Terek River

So I was talking about the origin of the name Whimbrel in the last post, this post I'll be talking about another even more interesting wader, the Terek Sandpiper (Xenus cinereus). Along with the few Whimbrels that I found at Shouninga-hama beach on September 23, a single Terek Sandpiper was also found feeding in the same area as well. It seemed to be going through a moult from juvenile to non-breeding plumage. The black lines on its scapulars were still visible, but its bill base was already bright yellowish. Last year I've got one bird staying at the river mouth near my place for several days in May. Photos of the last year's individual can be seen here and here. That one was an adult almost in its full breeding plumage with very broad black lines on its scapulars and almost completely dark bill. I'm always happy to get photos of the same species in different plumage.
Terek Sandpiper (Xenus cinereus)
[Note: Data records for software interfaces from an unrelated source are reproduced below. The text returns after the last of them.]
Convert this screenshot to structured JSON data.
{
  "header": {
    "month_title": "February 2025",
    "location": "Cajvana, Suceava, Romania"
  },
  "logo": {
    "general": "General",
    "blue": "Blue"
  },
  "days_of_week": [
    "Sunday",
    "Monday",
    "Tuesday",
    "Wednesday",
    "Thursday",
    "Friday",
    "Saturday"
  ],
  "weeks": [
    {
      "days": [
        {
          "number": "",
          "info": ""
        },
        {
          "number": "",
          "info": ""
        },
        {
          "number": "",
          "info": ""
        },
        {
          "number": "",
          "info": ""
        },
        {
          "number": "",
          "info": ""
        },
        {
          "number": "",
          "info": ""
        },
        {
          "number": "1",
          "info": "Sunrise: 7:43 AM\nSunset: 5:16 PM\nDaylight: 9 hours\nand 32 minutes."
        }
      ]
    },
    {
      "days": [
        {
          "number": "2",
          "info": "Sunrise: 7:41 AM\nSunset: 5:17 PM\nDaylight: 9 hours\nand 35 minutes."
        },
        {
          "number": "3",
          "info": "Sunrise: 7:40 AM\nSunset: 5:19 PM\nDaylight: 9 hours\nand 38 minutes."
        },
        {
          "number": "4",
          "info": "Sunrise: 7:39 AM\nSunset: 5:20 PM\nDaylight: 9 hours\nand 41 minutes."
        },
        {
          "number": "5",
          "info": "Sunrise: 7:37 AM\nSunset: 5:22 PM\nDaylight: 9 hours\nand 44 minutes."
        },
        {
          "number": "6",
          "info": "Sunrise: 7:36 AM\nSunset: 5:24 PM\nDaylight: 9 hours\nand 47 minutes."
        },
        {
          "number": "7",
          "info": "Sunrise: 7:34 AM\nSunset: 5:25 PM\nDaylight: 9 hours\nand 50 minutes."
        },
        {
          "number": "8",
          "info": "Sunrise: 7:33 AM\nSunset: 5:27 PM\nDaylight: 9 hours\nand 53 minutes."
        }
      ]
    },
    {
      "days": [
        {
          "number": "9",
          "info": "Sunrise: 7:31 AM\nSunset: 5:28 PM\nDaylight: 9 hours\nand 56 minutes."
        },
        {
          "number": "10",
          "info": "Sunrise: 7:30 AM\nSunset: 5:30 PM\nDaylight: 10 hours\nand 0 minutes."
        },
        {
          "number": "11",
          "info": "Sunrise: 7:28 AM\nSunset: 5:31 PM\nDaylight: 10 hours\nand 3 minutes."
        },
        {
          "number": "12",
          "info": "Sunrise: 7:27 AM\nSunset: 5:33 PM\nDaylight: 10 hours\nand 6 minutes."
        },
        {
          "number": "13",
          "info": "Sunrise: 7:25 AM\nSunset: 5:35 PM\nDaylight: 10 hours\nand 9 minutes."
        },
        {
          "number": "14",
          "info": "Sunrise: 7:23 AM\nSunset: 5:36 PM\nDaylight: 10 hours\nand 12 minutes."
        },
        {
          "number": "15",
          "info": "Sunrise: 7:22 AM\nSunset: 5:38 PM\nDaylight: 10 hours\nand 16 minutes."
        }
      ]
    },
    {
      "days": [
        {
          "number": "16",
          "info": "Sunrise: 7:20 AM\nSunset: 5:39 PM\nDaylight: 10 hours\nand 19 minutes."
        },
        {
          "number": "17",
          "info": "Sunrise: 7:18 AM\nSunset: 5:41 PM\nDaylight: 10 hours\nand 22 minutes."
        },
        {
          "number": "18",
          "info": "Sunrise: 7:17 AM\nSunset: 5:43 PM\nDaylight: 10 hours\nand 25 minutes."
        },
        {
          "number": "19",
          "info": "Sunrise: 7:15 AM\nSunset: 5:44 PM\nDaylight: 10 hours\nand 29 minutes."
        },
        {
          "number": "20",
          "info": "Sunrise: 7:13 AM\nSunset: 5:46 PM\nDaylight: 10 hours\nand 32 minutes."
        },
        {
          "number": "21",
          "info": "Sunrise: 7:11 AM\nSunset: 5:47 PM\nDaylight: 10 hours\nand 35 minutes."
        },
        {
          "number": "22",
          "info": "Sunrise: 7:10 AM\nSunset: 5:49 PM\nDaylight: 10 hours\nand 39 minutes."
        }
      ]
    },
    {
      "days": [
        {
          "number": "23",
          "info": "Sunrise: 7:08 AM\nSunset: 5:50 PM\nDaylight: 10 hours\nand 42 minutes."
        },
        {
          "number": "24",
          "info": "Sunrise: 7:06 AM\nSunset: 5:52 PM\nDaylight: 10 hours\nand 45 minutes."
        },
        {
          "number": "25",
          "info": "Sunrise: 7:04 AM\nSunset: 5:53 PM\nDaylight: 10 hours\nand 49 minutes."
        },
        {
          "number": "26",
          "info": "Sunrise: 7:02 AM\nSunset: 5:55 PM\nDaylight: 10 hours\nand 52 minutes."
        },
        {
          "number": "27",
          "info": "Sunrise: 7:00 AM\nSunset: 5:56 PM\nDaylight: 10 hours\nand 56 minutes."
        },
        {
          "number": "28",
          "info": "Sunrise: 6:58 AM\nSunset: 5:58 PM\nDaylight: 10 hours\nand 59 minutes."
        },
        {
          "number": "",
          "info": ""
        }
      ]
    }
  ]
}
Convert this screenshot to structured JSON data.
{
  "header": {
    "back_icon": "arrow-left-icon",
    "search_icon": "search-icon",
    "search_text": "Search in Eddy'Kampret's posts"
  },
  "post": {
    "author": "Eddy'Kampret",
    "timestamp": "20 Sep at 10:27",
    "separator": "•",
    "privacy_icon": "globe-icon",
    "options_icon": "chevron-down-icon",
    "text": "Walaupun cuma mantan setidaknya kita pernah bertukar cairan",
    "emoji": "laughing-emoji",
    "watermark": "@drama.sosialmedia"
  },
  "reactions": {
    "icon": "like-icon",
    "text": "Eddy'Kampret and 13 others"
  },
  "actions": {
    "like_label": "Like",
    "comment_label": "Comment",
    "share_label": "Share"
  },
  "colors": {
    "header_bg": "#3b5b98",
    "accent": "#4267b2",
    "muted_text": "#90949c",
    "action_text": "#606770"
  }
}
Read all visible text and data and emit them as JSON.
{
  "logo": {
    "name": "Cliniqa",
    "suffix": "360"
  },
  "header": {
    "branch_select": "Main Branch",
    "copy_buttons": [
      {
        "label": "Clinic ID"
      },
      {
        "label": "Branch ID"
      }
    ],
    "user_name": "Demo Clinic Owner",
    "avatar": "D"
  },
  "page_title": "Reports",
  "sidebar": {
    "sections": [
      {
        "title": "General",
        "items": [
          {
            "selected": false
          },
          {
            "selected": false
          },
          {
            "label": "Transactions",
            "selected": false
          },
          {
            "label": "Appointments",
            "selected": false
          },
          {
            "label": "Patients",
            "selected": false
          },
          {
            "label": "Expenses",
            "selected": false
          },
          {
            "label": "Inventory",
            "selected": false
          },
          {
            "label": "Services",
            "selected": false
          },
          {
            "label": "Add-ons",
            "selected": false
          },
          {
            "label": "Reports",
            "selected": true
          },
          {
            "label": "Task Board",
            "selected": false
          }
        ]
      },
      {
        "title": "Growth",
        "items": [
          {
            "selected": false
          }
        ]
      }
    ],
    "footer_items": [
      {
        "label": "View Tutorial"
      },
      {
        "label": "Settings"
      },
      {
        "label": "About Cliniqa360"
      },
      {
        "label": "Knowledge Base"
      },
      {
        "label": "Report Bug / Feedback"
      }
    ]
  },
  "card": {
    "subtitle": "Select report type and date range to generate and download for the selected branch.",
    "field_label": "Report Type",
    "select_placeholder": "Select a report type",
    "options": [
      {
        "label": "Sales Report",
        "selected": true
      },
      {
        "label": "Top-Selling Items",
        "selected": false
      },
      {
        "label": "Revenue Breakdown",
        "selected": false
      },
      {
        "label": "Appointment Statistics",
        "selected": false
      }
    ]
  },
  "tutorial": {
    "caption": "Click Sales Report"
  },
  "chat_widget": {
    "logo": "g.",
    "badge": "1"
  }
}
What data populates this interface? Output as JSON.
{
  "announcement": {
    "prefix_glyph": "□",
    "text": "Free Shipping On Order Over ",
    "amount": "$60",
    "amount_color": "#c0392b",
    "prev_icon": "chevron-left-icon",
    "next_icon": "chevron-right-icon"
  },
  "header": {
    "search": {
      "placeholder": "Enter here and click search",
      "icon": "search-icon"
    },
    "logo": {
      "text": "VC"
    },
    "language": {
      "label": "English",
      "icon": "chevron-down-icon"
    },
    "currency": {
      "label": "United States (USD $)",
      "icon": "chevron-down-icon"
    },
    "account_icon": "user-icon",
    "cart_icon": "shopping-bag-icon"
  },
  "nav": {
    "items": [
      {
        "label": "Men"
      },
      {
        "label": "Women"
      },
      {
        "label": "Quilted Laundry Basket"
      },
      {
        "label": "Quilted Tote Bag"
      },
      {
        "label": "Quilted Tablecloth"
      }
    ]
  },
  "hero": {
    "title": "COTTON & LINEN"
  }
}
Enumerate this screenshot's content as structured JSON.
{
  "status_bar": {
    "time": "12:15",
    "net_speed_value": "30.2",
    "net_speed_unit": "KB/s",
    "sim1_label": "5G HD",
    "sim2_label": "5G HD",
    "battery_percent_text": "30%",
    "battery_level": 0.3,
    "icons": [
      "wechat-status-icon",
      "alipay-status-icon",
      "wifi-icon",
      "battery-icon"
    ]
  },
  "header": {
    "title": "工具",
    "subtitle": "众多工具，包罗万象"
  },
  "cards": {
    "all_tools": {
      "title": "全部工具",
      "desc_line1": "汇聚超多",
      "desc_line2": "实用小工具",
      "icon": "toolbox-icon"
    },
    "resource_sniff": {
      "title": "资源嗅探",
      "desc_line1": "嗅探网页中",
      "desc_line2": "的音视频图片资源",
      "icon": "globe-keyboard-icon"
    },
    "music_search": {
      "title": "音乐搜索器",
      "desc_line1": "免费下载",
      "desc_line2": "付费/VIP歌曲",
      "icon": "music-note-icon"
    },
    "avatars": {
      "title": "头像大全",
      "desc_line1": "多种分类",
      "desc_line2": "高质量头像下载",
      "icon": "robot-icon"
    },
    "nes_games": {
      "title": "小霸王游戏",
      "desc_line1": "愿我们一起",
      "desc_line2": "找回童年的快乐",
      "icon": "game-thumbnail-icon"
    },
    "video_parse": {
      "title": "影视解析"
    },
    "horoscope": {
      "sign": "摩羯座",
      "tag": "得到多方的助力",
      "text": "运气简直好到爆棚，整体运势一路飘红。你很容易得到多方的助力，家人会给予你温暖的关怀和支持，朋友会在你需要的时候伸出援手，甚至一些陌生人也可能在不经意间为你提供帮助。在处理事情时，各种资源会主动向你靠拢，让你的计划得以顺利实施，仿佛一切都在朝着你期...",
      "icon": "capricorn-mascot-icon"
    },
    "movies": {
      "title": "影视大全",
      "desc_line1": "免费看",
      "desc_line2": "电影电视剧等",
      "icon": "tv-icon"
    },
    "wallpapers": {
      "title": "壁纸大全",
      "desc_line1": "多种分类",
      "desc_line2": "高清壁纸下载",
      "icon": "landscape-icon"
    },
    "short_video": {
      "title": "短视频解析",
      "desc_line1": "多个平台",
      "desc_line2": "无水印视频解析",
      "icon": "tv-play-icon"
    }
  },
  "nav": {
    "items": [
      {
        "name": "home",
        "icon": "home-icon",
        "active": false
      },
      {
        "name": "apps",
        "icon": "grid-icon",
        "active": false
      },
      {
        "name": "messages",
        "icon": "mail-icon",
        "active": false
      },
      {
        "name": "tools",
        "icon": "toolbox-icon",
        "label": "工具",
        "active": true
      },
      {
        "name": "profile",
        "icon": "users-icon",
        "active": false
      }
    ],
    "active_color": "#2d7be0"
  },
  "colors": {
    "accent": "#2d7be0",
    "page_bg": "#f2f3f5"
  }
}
I've always thought that the name Terek Sandpiper is really something interesting. It reminds me of the name T.rex or Tyrannosaurus rex, one of the most iconic creatures of all time. However, it turns out that the word Terek in the name of the sandpiper originates from the name of a river in Russia. Too bad it doesn't have anything to do with dinosaurs, another disappointment for me. As described by our friend Wikipedia, the Terek River is a major river that flows through Georgia and Russia to the Caspian Sea, the largest enclosed body of water on Earth. This reminds me of another decent East Asian bird, the Amur Falcon (Falco amurensis), which was named after, yes you guessed, the Amur River in Russia (again).

Terek Sandpiper (Xenus cinereus)
The same Terek Sandpiper with a juvenile Grey-tailed Tattler (left)
and a Whimbrel in the background
The bird that I found at Shouninga-hama beach was surprisingly obliging. My impression on Terek Sandpipers has always been that they are very shy and unapproachable. I can still remember how difficult it was when I tried to photograph the one that I found last year. Surprisingly, the one you see here was nothing more difficult than the abundant and tame Grey-tailed Tattler. However, it was not too easy either as the bird was extremely energetic. It never stopped walking for even a second, well I might exaggerate a little bit here. By the way, it was quite difficult for me to get the right focus as the bird constantly walked further and in a very speedy fashion. Luckily the lighting was unbelievably good and I could shoot at 1/1000 even with ISO 200!

You can still see its worn buffish fringes on upperwing coverts

2 comments:

Stu said...

Why didn't it run/fly away like all the Tereks I see?

Waders have long gone from up here..........

Russell said...

Really beautiful photographs. It's magical you can get so close. Love the colours and the light in the eye.